The Character Sheet

You can bring up your character sheet at any time during play by pressing 'c'. This displays all of your characters' primary and figured characteristics, as well as breaking the total numbers down to show you how they were calculated. The character sheet screen also displays a list of commands on the bottom row, allowing you to level up ('G'), learn new spells ('L'), add a new class to your repertoire ('M') or bring up the skill manager to advance your skills ('S').

Bonus Types: All bonuses in Incursion have a type assigned to them, even if that type is 'base' — i.e., a class give you your base bonus to attack rolls, saving throws and so forth. For example, the clerical spell bless gives you a +1 sacred bonus to hit, a +2 sword gives you a +2 magic bonus to hit and damage, and a Cloak of Resistance +3 gives you a +3 resistance bonus to all your saving throws. Bonuses of different types almost never stack, the only exception being bonuses of the types 'base', 'dodge' or 'circumstance'. Thus, for example, you can't cast bless four times in a row to get a +4 sacred bonus to hit, but the +1 dodge bonus from the Dodge feat stacks with a +4 dodge bonus dwarves get when fighting giants. More significantly, since base bonuses all stack, a Paladin 3 / Mage 2 has a base bonus to his Reflex saving throw equal to the base bonus of a 3rd-level Paladin plus the base bonus of a 2nd-level Mage.
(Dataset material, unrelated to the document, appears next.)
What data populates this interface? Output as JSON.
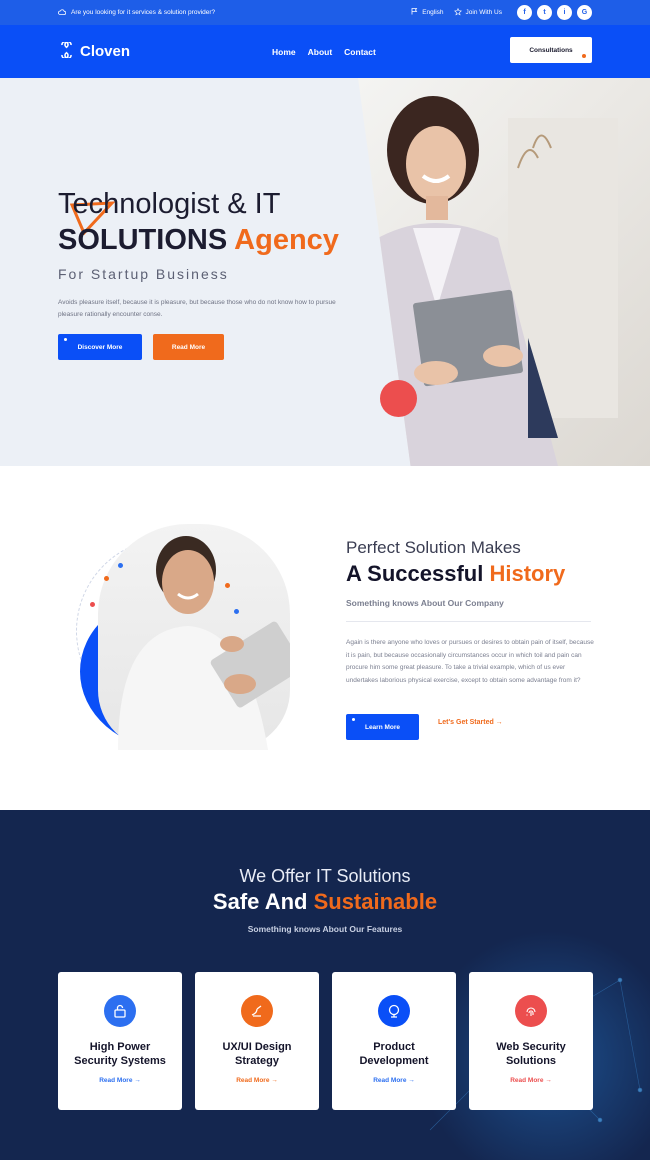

For reference, the following bonus and penalty types exist in Incursion: base, attribute, magic (a.k.a. enhancement), sacred, morale, insight, artifact, feat, weapon, negative (i.e., negative levels), competence, size, deflection, damage (i.e., attribute damage penalty), rage, status, inherent, grace, dodge, armor, natural, skill, dual, fatigue, template, circumstance, shield, luck, encumbrance and resistance.

Unless otherwise stated, the content of this page is licensed under Creative Commons Attribution-ShareAlike 3.0 License